Schoolboy Q’s Crash Talk album has finally struck a streaming service near you. The long-awaited third album from the Los Angeles MC was originally supposed to be released last year, but the shocking death of Q’s close friend Mac Miller understandably delayed the process. During a concert last September, Schoolboy Q told attendees that, “with my n—a gone right now, I just don’t feel right putting out an album,” he said. “As y’all can tell, I’m not my real self right now. I shouldn’t even be here, right now.”
He also told the crowd that “I’m just not ready to walk in the radio station and the first thing they ask me is ‘So Mac Miller…’ I’m not ready to deal with the questions they have. So right now I’m not ready to put nothing out right now.” For most gold-selling artists, the prospect of halting an album that’s already two years in the making would cause an issue with their label, no matter the circumstances behind the delay. The most manipulative PR machines would even look at his relationship with Mac as a ploy to guarantee an abundant press cycle. But luckily for Q, Kendrick Lamar, SZA, Jay Rock, and the rest of the ever-growing TDE movement, label founder Top Dawg, President Punch, and the rest of the team doesn’t bang like that.
It can be difficult to balance the demands of industry with the delicate, maddening process of artistry, but the LA-based label does it as well as anyone in rap. The patience they maintain with their artists has resulted in thoughtful, thematically rich work like SZA’s CTRL album, Q’s 2016 Blankface LP, and Kendrick Lamar’s entire oeuvre. While the rap world’s other behemoth collective Quality Control releases a deluge of music, TDE flips that strategy by giving their artists years to refine their work, knowing that high quality will foster a devoted fanbase. TDE represents one spectrum of the long-discussed music rollout debate: you can stay in fans’ face with bangers, or you can come around when you’re ready with music that will stay in fans’ hearts.
Schoolboy Q’s album could be fit to be a 2019 favorite like SZA’s CTRL was in 2017. The singer-songwriter’s bold debut was a result of grappling with anxiety, and self-doubt for over five years, and almost quitting music altogether.
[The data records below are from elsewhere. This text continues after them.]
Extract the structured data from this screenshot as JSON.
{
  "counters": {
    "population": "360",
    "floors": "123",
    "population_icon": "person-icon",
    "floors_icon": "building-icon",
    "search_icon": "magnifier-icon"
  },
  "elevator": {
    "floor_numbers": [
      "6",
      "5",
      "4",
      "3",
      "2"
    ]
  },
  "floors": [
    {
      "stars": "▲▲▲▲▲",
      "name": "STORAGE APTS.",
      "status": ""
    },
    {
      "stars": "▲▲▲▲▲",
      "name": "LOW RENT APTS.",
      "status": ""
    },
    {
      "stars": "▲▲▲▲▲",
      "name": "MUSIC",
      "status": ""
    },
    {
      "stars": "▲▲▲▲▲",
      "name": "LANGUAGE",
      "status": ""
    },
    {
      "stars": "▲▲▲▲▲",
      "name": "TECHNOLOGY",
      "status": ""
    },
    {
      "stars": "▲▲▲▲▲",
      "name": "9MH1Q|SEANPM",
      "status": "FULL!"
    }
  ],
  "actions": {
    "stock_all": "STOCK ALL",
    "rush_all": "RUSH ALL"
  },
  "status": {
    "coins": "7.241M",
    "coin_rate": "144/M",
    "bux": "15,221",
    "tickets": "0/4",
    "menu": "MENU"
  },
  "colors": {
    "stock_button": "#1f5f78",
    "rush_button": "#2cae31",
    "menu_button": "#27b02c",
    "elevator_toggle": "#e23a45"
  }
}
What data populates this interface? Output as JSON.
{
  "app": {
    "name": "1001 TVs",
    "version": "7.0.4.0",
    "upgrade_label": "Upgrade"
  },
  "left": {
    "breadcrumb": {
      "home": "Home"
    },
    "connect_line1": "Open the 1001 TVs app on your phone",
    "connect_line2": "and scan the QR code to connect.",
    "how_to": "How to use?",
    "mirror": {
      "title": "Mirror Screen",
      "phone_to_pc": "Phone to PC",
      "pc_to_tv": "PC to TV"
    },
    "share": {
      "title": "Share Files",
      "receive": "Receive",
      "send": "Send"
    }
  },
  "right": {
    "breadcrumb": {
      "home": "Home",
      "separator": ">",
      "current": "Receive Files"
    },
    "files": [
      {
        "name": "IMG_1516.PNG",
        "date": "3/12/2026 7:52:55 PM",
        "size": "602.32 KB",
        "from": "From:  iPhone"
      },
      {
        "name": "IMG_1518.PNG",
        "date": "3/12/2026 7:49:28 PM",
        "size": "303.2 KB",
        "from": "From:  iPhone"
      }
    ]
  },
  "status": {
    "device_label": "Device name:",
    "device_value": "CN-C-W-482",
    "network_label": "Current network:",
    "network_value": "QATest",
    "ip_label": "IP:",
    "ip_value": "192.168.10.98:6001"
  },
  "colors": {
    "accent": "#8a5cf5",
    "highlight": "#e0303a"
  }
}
SZA’s worries were things that have torpedoed lesser artists careers or resulted in music that wasn’t true to their creative potential. Drake told the LA Times that his 2010 Thank Me Later debut was “rushed,” and that he “knew what he was capable of with a little more time.” He said his second album, 2011’s Take Care was the exact “album he wanted.” SZA obviously wasn’t in the stratosphere of Drake in terms of anticipation for her debut album, but she went through a similar reckoning of trying to figure out what album she wanted to release, or if she even wanted to release music at all.